U.S. Department of State
Bureau of Counterterrorism
Released July 31, 2012
MIDDLE EAST AND NORTH AFRICA OVERVIEW
The Near East region remained one of the most active in terms of terrorist activity in 2011. Many countries across the region experienced increased instability as a result of the events of the Arab Awakening, and some terrorists attempted to exploit this situation. This was of particular concern as it related to loose munitions from Libyan stocks and the threat of terrorists obtaining Man-Portable Air Defense Systems (MANPADS), which could pose significant risks to regional security and civil aviation.

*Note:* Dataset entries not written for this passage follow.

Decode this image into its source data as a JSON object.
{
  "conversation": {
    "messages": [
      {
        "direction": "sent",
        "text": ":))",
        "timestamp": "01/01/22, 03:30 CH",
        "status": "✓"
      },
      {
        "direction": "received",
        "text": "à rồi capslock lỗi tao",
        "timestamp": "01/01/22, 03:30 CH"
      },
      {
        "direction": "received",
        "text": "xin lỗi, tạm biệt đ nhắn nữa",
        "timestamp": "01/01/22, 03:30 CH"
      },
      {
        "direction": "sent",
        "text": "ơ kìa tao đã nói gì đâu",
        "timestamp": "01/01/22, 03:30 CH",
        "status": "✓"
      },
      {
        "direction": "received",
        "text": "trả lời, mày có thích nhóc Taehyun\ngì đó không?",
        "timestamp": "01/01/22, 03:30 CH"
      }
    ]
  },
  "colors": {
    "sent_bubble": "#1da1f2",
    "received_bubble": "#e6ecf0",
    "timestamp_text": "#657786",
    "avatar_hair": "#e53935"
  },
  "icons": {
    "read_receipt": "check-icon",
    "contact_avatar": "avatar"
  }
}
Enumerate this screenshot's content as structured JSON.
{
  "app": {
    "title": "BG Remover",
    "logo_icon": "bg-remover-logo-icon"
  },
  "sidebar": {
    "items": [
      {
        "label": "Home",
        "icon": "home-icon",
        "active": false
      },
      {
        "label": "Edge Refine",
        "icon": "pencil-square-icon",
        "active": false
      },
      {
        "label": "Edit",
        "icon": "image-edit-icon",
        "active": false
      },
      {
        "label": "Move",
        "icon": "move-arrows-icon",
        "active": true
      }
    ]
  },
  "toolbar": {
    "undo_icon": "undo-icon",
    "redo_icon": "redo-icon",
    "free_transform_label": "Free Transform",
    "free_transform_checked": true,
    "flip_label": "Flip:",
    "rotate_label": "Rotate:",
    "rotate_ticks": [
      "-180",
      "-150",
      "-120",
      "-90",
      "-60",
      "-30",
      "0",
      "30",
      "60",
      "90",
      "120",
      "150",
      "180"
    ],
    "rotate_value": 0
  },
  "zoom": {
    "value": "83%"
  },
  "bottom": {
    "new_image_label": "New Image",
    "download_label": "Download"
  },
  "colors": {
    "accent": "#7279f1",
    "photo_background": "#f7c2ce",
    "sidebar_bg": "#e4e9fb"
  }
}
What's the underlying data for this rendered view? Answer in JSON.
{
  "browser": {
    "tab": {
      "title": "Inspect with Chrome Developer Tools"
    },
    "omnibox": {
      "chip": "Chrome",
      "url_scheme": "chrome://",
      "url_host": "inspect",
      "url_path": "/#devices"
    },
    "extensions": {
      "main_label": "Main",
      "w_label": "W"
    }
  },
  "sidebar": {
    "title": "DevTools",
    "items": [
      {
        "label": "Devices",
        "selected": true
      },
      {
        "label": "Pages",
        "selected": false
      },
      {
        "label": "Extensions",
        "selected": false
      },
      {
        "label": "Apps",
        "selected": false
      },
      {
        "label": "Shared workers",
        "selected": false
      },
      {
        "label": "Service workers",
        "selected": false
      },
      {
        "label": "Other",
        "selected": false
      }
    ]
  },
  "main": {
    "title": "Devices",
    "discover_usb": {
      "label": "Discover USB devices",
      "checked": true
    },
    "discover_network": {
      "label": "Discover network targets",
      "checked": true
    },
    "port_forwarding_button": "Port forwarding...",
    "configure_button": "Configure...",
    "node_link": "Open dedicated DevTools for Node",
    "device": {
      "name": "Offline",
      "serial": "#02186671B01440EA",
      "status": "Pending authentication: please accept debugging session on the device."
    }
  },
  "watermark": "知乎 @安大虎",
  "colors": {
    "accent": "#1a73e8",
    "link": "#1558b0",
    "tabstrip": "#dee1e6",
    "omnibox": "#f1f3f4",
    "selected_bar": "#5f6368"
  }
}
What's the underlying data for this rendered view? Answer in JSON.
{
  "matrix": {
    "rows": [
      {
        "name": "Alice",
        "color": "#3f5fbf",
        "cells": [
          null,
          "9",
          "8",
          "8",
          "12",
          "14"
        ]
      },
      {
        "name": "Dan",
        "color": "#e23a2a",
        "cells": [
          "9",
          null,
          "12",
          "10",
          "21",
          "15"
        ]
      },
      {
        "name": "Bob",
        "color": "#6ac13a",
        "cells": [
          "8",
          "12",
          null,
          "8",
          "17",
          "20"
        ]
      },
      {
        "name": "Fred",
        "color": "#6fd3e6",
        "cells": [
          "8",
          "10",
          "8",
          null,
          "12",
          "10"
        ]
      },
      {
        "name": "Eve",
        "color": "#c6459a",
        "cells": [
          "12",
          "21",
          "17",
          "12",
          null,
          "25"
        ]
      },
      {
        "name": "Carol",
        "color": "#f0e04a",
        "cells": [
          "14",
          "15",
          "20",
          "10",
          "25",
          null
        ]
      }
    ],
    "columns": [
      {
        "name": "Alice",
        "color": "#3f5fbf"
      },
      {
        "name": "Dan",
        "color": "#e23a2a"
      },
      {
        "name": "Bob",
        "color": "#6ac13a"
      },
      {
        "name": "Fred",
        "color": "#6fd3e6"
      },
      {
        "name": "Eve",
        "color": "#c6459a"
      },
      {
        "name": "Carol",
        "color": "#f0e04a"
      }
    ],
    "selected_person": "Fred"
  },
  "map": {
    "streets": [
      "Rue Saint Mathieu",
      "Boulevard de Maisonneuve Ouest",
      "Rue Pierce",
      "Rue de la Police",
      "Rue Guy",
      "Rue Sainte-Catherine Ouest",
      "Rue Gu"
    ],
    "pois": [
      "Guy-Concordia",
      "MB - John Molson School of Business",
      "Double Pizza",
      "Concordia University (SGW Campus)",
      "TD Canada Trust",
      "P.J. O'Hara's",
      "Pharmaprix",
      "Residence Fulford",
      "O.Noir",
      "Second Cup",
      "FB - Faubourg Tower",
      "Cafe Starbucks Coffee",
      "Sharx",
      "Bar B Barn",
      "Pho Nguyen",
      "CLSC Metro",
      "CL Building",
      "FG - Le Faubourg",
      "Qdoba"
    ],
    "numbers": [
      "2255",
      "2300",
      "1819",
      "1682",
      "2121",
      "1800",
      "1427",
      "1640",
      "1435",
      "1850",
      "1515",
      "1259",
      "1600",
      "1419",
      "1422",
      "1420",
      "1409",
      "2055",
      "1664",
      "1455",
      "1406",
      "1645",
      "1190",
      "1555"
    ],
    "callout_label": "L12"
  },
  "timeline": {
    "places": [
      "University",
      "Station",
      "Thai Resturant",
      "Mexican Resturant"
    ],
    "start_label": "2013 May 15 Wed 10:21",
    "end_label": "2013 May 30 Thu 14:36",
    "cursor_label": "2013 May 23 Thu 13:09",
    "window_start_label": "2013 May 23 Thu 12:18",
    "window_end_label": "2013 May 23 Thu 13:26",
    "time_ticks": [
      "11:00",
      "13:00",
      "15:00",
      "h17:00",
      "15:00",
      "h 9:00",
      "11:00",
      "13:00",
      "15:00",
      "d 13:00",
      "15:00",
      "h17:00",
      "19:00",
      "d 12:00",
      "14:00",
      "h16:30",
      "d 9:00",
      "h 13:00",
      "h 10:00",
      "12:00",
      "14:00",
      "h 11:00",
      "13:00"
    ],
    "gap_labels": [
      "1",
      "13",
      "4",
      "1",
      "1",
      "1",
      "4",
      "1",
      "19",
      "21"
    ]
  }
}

Multiple terrorist organizations displayed the capability and intent to strike at targets across the region and to garner influence in states undergoing political transitions. Al-Qa’ida in the Arabian Peninsula gained more physical territory in Yemen as the result of the political turmoil. Al-Qa’ida in Iraq – even with diminished leadership and capabilities – continued to conduct attacks across Iraq, while Shia militants largely ceased attacks but continued to threaten U.S. targets in Iraq. Al-Qa’ida in the Islamic Maghreb (AQIM) conducted attacks against Algerian government targets and undertook kidnappings elsewhere to extort ransoms. Hizballah in Lebanon remained a significant threat to the stability of Lebanon and the broader region. In Israel and the Palestinian territories, several groups maintained the capability to launch attacks and acquired sophisticated weaponry from outside the country.
Iran (see Chapter 3, State Sponsors of Terrorism), continued to be the world’s leading sponsor of terrorist activity. In addition to engaging in its own terrorist plotting, the Iranian government continued to provide financial, material, and logistical support for terrorist and militant groups throughout the Middle East. Despite its pledge to support the stabilization of Iraq, Iran continued to provide lethal support, including weapons, training, funding, and guidance, to Iraqi Shia militant groups targeting U.S. and Iraqi forces.
Governments across the region improved their own counterterrorism capabilities despite these persistent threats, effectively disrupting the activities of a number of terrorists. The Iraqi government displayed increased capability and efficacy in pursuing multiple Sunni extremist groups. Though AQIM’s presence and activity in the Sahel remains worrisome, the group’s isolation in Algeria grew as Algeria increased its already substantial efforts to target the group.
While Saudi Arabia remained vulnerable because of the increased instability in Yemen, its efforts to put an end to domestic terrorist activity remained resolute; the Saudi government displayed professionalism in tactical counterterrorism operations and counterterrorist finance. Israel and the Palestinian Authority also worked to diminish the threat posed by various Palestinian terrorist groups and Hizballah, including stopping weapons smuggling in and around Gaza and suicide bombers attempting to attack Israel via Gaza and the West Bank.